Wednesday, January 9, 2008


The Anderson Turn is a maneuver used to bring a ship or boat back to a point it previously passed through, for the purpose of recovering a man overboard, an emergency situation in almost all circumstances.
The Anderson Turn is most appropriate when the point to be reached remains clearly visible. For other situations, a Scharnow turn or a Williamson turn might be better. Both will require more time before returning to the MOB.
If in response to a man overboard, put the rudder toward the person (if the person fell over the starboard side, put the rudder over full to starboard).
When clear of the person, go all ahead full, still using full rudder.
After deviating from the original course by about 240 degrees (about 2/3 of a complete circle), back the engines 2/3 or full.
Stop the engines when the target point is 15 degrees off the bow. Ease the rudder and back the engines as required.
If dealing with a man overboard, always bring the vessel upwind of the person.

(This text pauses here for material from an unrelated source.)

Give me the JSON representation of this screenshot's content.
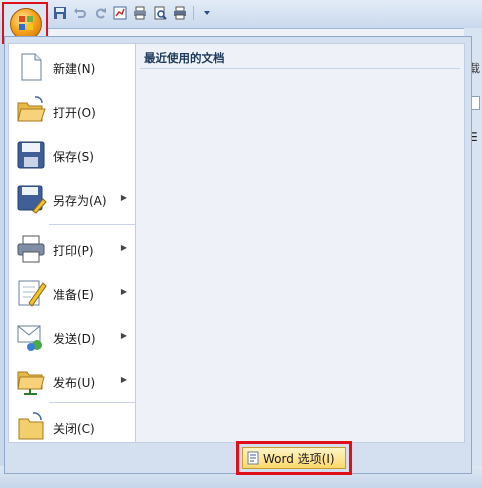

Stop the vessel in the water with the person well forward of the propellers.